A Letter from the Chair of the Board of Trustees
Action on Smoking and Health (ASH) officially became the nation’s first organization devoted specifically to the fight against the use of tobacco in 1967 when my immediate predecessor as Chair of ASH, Martin Jacobs, then a Professor at Fairleigh Dickenson University, made the first ten dollar contribution to the organization.
During the next forty-five years, ASH has only had two Executive Directors, founder John Banzhaf and his recent successor Laurent Huber and only three Chairs of the Board of Trustees. But stability in leadership has not meant an unwillingness to constantly find new ways to combat the industry that year after year is responsible for hundreds of thousands of deaths in the United States and millions more around the globe. Our earliest success was in banning tobacco advertising from the nation’s airwaves. And as scientific evidence of the harmful effects of second-hand smoke became available, we fought for and succeeded in establishing bans on smoking in places of work, air travel and then in restaurants and public places in general.

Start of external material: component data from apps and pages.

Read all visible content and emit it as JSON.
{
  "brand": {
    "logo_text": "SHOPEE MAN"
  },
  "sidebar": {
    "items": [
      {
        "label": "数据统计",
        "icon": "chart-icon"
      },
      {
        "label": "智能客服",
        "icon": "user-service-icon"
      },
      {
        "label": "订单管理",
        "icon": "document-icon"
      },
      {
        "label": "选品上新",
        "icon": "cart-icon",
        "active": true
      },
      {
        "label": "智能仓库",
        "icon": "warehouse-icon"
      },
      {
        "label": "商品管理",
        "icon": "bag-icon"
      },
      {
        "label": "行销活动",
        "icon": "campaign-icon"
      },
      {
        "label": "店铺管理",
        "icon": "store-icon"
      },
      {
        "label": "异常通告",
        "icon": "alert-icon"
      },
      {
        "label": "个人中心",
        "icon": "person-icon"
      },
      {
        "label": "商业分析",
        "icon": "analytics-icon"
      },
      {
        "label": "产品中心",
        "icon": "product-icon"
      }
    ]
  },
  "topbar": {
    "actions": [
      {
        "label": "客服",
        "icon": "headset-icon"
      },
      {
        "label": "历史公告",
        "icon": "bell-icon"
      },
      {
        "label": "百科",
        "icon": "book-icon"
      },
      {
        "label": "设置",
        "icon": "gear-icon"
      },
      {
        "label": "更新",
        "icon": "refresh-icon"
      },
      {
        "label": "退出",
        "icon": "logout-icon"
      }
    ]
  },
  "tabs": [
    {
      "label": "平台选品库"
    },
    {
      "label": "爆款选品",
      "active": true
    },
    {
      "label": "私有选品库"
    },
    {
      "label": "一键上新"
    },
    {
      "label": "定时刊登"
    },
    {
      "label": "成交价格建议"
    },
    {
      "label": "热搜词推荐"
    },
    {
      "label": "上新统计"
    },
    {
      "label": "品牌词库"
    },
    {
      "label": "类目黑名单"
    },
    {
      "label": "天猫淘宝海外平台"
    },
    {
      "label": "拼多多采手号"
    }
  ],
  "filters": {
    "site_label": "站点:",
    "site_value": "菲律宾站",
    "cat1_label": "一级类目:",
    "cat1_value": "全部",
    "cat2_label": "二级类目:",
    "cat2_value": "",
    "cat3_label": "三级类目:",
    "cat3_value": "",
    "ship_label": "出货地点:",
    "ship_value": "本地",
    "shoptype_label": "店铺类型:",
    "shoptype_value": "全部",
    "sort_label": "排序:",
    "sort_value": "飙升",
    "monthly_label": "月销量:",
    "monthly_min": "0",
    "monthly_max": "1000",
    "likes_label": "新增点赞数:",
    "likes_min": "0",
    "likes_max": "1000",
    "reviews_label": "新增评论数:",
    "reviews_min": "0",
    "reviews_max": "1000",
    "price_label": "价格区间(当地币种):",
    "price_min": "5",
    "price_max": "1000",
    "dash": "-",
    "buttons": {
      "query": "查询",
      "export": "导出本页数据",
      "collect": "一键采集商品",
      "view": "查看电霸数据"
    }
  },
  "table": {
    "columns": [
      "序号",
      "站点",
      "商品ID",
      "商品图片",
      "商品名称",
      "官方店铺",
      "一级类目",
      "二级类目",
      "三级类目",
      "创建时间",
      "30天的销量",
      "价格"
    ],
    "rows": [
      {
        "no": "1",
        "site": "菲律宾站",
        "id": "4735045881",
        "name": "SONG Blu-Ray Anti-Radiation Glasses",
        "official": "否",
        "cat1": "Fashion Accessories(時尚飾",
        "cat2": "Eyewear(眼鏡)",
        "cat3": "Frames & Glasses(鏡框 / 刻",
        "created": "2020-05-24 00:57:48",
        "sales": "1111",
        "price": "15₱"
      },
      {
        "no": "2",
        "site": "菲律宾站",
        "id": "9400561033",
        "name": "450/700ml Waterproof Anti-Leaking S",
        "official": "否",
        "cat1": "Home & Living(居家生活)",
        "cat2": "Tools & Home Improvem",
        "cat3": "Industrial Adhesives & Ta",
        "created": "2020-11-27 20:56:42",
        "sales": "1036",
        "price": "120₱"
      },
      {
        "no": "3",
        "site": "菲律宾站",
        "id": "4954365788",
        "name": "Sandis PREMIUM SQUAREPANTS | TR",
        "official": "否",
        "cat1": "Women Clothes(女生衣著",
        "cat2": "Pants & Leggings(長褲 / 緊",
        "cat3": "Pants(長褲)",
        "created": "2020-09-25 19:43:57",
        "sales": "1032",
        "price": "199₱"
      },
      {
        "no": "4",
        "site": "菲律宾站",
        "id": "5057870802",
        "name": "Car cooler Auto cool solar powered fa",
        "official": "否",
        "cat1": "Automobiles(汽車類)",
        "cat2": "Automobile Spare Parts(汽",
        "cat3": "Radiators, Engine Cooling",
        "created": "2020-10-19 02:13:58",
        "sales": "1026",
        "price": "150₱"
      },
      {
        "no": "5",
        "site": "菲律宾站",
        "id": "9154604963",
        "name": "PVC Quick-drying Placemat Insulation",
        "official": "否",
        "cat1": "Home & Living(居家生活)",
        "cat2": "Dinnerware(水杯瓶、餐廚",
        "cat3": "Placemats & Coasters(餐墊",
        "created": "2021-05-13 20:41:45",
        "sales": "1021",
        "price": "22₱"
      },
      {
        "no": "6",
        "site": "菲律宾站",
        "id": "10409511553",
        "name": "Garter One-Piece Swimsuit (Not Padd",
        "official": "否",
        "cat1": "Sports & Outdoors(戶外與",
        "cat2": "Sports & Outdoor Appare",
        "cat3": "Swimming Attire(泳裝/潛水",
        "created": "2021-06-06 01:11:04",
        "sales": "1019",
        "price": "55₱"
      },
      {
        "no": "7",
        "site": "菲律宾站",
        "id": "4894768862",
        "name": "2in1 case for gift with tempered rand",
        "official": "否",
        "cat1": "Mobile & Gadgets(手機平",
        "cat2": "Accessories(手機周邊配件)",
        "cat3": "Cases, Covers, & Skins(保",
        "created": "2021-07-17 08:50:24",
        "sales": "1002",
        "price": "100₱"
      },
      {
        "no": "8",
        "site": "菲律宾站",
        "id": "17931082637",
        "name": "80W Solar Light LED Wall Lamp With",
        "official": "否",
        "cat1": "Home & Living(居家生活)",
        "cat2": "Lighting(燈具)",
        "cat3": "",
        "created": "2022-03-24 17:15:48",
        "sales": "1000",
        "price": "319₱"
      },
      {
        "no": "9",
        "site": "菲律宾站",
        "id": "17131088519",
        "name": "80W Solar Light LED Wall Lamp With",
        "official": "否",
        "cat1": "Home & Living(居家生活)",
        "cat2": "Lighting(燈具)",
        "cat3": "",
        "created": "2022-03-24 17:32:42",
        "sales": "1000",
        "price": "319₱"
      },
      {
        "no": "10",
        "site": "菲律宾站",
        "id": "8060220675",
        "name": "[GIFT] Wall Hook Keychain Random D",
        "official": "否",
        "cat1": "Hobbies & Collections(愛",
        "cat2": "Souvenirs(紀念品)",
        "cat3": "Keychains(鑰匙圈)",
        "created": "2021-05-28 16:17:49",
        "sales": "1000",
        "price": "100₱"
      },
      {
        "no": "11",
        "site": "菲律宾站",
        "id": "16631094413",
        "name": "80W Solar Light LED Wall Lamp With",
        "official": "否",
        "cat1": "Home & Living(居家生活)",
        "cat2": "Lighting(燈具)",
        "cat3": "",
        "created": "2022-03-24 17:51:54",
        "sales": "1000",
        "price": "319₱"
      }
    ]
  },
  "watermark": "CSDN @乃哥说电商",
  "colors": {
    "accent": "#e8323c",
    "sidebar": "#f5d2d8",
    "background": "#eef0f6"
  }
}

One result of our efforts was a decrease in the prevalence of smoking in the United States from about 42% in 1964, to about 21% in recent years. This number is still far too high and especially worrisome because it is estimated that 2,000 to 3,000 children begin smoking every day. Roughly half of these children will tragically die of the effects of their tobacco use later in life.
About ten years ago, ASH’s Board of Trustees took note of the worrisome trend that the tobacco industry was exploring; exploiting new markets overseas as the sale of their deadly product decreased in the United States. As a result, ASH hired Laurent Huber, a man fluent in four languages and with proven organizational skill, to join the efforts of the World Health Organization to create an international treaty designed to prevent the harm caused by tobacco to a developing world already suffering from poverty, disease and premature death. That treaty, the WHO Framework Convention on Tobacco Control, includes many of the tobacco control measures championed by ASH in the United States. New initiatives have also been included like a larger and more effective warning label on cigarette packages that is now in turn being adopted in the United States. One measure of the effectiveness of the treaty is that it is now being challenged in various courts by the tobacco industry.
But clearly our job isn’t done. While we have succeeded in making smoking a dangerous and undesirable habit, the tobacco industry continues to make billions of dollars as it continues to spread unimaginable pain and suffering around the globe. As a physician, I can tell you that there isn’t anything worse than the gradual suffocation caused by emphysema or the heartbreak of families whose loved one is dying of lung cancer. It’s the suffering of my patients caused by tobacco that brought me to ASH. And it is to rid the world of that suffering that I implore you to continue your support of ASH.
ASH is a small organization, a miniscule David facing an outsized Goliath. But like David we are committed to finding that one weak spot in our opponent’s armor. Please join us in our campaign to finding that weak spot with your dollars and your ideas.
Alfred Munzer, MD